● **Task objective**:
The records, repeated exactly and in full, are the expected answer.

***** Provided entries

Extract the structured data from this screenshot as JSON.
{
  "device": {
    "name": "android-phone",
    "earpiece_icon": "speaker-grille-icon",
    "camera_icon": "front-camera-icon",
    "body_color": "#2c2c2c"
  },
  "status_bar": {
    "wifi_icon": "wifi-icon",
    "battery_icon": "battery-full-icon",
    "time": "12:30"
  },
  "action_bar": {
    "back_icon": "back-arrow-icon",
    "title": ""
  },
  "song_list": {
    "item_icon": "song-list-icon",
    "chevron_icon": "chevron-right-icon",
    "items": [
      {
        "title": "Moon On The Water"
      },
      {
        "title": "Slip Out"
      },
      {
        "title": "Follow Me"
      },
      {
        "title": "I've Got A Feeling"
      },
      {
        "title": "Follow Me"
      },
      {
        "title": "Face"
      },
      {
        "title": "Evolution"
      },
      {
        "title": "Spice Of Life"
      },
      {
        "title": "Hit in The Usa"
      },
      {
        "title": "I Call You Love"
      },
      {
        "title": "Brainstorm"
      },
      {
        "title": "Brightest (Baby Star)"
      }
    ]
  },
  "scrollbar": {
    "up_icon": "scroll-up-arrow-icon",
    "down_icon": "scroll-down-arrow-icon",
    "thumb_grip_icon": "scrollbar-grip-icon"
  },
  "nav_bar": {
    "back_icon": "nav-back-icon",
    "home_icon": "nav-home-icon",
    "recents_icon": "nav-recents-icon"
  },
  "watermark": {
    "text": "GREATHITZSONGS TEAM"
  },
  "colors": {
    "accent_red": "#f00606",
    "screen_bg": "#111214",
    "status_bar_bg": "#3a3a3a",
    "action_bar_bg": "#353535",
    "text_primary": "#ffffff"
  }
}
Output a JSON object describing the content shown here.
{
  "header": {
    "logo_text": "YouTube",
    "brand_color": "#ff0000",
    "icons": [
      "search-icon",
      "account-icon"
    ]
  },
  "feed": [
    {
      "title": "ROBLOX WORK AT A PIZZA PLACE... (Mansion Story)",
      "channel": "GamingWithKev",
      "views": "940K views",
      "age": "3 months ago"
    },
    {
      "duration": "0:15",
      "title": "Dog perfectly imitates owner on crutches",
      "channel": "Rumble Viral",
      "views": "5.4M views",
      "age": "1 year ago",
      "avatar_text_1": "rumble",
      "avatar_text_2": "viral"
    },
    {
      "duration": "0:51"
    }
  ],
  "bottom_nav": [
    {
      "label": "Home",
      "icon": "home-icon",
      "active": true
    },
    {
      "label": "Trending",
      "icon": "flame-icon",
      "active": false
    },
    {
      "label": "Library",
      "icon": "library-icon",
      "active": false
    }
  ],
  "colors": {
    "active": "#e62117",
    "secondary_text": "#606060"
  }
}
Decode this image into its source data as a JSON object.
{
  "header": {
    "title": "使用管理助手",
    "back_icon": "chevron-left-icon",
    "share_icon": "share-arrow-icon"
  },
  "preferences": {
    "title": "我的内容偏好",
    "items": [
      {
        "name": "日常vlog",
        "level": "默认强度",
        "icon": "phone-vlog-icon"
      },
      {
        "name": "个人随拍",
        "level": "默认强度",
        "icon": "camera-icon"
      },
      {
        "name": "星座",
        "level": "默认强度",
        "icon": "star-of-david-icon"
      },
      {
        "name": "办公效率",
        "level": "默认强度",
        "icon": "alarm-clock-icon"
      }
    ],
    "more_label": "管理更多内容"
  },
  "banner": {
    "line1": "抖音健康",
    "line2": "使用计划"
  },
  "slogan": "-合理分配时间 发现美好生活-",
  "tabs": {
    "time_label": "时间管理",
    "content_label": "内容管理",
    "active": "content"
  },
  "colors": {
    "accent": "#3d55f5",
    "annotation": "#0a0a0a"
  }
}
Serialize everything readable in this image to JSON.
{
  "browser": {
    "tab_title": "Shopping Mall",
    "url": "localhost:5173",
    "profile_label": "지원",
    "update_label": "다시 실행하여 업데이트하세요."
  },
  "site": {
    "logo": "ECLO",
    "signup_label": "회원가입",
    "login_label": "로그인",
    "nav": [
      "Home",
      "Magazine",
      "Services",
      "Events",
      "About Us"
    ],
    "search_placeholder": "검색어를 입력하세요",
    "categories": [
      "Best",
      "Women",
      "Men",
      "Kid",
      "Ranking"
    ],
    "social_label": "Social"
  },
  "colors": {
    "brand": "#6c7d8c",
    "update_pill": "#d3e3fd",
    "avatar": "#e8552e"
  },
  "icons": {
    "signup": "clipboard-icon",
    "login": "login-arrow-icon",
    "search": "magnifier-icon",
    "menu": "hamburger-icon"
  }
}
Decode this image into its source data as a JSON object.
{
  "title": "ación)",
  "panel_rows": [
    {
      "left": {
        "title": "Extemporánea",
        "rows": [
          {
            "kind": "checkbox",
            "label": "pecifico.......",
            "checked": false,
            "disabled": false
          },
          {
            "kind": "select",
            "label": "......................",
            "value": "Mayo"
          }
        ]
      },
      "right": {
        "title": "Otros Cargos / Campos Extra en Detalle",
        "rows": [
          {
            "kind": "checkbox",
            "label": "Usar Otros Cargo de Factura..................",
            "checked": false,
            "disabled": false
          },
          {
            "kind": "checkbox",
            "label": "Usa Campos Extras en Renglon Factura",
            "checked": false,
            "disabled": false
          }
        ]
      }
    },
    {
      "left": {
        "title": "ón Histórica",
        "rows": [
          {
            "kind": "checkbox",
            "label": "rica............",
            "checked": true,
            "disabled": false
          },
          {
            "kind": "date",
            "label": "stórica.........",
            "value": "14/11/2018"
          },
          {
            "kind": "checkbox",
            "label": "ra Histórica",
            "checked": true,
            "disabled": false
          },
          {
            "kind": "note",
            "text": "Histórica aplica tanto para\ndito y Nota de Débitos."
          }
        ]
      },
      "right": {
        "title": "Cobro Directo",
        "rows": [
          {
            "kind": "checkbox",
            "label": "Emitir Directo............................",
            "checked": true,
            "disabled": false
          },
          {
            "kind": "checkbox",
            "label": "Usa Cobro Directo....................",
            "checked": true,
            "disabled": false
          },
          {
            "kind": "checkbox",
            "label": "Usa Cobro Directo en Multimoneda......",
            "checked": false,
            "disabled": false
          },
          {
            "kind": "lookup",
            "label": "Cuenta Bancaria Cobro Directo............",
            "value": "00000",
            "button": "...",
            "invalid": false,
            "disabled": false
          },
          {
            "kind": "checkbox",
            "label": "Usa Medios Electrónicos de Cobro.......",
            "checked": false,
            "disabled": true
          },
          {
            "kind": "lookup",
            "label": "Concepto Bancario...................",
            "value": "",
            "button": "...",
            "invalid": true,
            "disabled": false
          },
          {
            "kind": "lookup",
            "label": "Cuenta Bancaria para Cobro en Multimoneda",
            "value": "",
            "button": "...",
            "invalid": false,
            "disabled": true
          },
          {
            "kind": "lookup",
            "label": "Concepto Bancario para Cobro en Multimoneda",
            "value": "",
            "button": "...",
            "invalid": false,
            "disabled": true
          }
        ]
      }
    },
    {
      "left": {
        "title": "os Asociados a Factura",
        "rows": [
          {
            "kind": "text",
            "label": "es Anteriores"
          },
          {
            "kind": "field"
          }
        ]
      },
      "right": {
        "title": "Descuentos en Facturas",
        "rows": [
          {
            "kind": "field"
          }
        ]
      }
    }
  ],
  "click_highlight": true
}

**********

● **Finished exercise**:
Extract the structured data from this screenshot as JSON.
{
  "device": {
    "name": "android-phone",
    "earpiece_icon": "speaker-grille-icon",
    "camera_icon": "front-camera-icon",
    "body_color": "#2c2c2c"
  },
  "status_bar": {
    "wifi_icon": "wifi-icon",
    "battery_icon": "battery-full-icon",
    "time": "12:30"
  },
  "action_bar": {
    "back_icon": "back-arrow-icon",
    "title": ""
  },
  "song_list": {
    "item_icon": "song-list-icon",
    "chevron_icon": "chevron-right-icon",
    "items": [
      {
        "title": "Moon On The Water"
      },
      {
        "title": "Slip Out"
      },
      {
        "title": "Follow Me"
      },
      {
        "title": "I've Got A Feeling"
      },
      {
        "title": "Follow Me"
      },
      {
        "title": "Face"
      },
      {
        "title": "Evolution"
      },
      {
        "title": "Spice Of Life"
      },
      {
        "title": "Hit in The Usa"
      },
      {
        "title": "I Call You Love"
      },
      {
        "title": "Brainstorm"
      },
      {
        "title": "Brightest (Baby Star)"
      }
    ]
  },
  "scrollbar": {
    "up_icon": "scroll-up-arrow-icon",
    "down_icon": "scroll-down-arrow-icon",
    "thumb_grip_icon": "scrollbar-grip-icon"
  },
  "nav_bar": {
    "back_icon": "nav-back-icon",
    "home_icon": "nav-home-icon",
    "recents_icon": "nav-recents-icon"
  },
  "watermark": {
    "text": "GREATHITZSONGS TEAM"
  },
  "colors": {
    "accent_red": "#f00606",
    "screen_bg": "#111214",
    "status_bar_bg": "#3a3a3a",
    "action_bar_bg": "#353535",
    "text_primary": "#ffffff"
  }
}
Output a JSON object describing the content shown here.
{
  "header": {
    "logo_text": "YouTube",
    "brand_color": "#ff0000",
    "icons": [
      "search-icon",
      "account-icon"
    ]
  },
  "feed": [
    {
      "title": "ROBLOX WORK AT A PIZZA PLACE... (Mansion Story)",
      "channel": "GamingWithKev",
      "views": "940K views",
      "age": "3 months ago"
    },
    {
      "duration": "0:15",
      "title": "Dog perfectly imitates owner on crutches",
      "channel": "Rumble Viral",
      "views": "5.4M views",
      "age": "1 year ago",
      "avatar_text_1": "rumble",
      "avatar_text_2": "viral"
    },
    {
      "duration": "0:51"
    }
  ],
  "bottom_nav": [
    {
      "label": "Home",
      "icon": "home-icon",
      "active": true
    },
    {
      "label": "Trending",
      "icon": "flame-icon",
      "active": false
    },
    {
      "label": "Library",
      "icon": "library-icon",
      "active": false
    }
  ],
  "colors": {
    "active": "#e62117",
    "secondary_text": "#606060"
  }
}
Decode this image into its source data as a JSON object.
{
  "header": {
    "title": "使用管理助手",
    "back_icon": "chevron-left-icon",
    "share_icon": "share-arrow-icon"
  },
  "preferences": {
    "title": "我的内容偏好",
    "items": [
      {
        "name": "日常vlog",
        "level": "默认强度",
        "icon": "phone-vlog-icon"
      },
      {
        "name": "个人随拍",
        "level": "默认强度",
        "icon": "camera-icon"
      },
      {
        "name": "星座",
        "level": "默认强度",
        "icon": "star-of-david-icon"
      },
      {
        "name": "办公效率",
        "level": "默认强度",
        "icon": "alarm-clock-icon"
      }
    ],
    "more_label": "管理更多内容"
  },
  "banner": {
    "line1": "抖音健康",
    "line2": "使用计划"
  },
  "slogan": "-合理分配时间 发现美好生活-",
  "tabs": {
    "time_label": "时间管理",
    "content_label": "内容管理",
    "active": "content"
  },
  "colors": {
    "accent": "#3d55f5",
    "annotation": "#0a0a0a"
  }
}
Serialize everything readable in this image to JSON.
{
  "browser": {
    "tab_title": "Shopping Mall",
    "url": "localhost:5173",
    "profile_label": "지원",
    "update_label": "다시 실행하여 업데이트하세요."
  },
  "site": {
    "logo": "ECLO",
    "signup_label": "회원가입",
    "login_label": "로그인",
    "nav": [
      "Home",
      "Magazine",
      "Services",
      "Events",
      "About Us"
    ],
    "search_placeholder": "검색어를 입력하세요",
    "categories": [
      "Best",
      "Women",
      "Men",
      "Kid",
      "Ranking"
    ],
    "social_label": "Social"
  },
  "colors": {
    "brand": "#6c7d8c",
    "update_pill": "#d3e3fd",
    "avatar": "#e8552e"
  },
  "icons": {
    "signup": "clipboard-icon",
    "login": "login-arrow-icon",
    "search": "magnifier-icon",
    "menu": "hamburger-icon"
  }
}
Decode this image into its source data as a JSON object.
{
  "title": "ación)",
  "panel_rows": [
    {
      "left": {
        "title": "Extemporánea",
        "rows": [
          {
            "kind": "checkbox",
            "label": "pecifico.......",
            "checked": false,
            "disabled": false
          },
          {
            "kind": "select",
            "label": "......................",
            "value": "Mayo"
          }
        ]
      },
      "right": {
        "title": "Otros Cargos / Campos Extra en Detalle",
        "rows": [
          {
            "kind": "checkbox",
            "label": "Usar Otros Cargo de Factura..................",
            "checked": false,
            "disabled": false
          },
          {
            "kind": "checkbox",
            "label": "Usa Campos Extras en Renglon Factura",
            "checked": false,
            "disabled": false
          }
        ]
      }
    },
    {
      "left": {
        "title": "ón Histórica",
        "rows": [
          {
            "kind": "checkbox",
            "label": "rica............",
            "checked": true,
            "disabled": false
          },
          {
            "kind": "date",
            "label": "stórica.........",
            "value": "14/11/2018"
          },
          {
            "kind": "checkbox",
            "label": "ra Histórica",
            "checked": true,
            "disabled": false
          },
          {
            "kind": "note",
            "text": "Histórica aplica tanto para\ndito y Nota de Débitos."
          }
        ]
      },
      "right": {
        "title": "Cobro Directo",
        "rows": [
          {
            "kind": "checkbox",
            "label": "Emitir Directo............................",
            "checked": true,
            "disabled": false
          },
          {
            "kind": "checkbox",
            "label": "Usa Cobro Directo....................",
            "checked": true,
            "disabled": false
          },
          {
            "kind": "checkbox",
            "label": "Usa Cobro Directo en Multimoneda......",
            "checked": false,
            "disabled": false
          },
          {
            "kind": "lookup",
            "label": "Cuenta Bancaria Cobro Directo............",
            "value": "00000",
            "button": "...",
            "invalid": false,
            "disabled": false
          },
          {
            "kind": "checkbox",
            "label": "Usa Medios Electrónicos de Cobro.......",
            "checked": false,
            "disabled": true
          },
          {
            "kind": "lookup",
            "label": "Concepto Bancario...................",
            "value": "",
            "button": "...",
            "invalid": true,
            "disabled": false
          },
          {
            "kind": "lookup",
            "label": "Cuenta Bancaria para Cobro en Multimoneda",
            "value": "",
            "button": "...",
            "invalid": false,
            "disabled": true
          },
          {
            "kind": "lookup",
            "label": "Concepto Bancario para Cobro en Multimoneda",
            "value": "",
            "button": "...",
            "invalid": false,
            "disabled": true
          }
        ]
      }
    },
    {
      "left": {
        "title": "os Asociados a Factura",
        "rows": [
          {
            "kind": "text",
            "label": "es Anteriores"
          },
          {
            "kind": "field"
          }
        ]
      },
      "right": {
        "title": "Descuentos en Facturas",
        "rows": [
          {
            "kind": "field"
          }
        ]
      }
    }
  ],
  "click_highlight": true
}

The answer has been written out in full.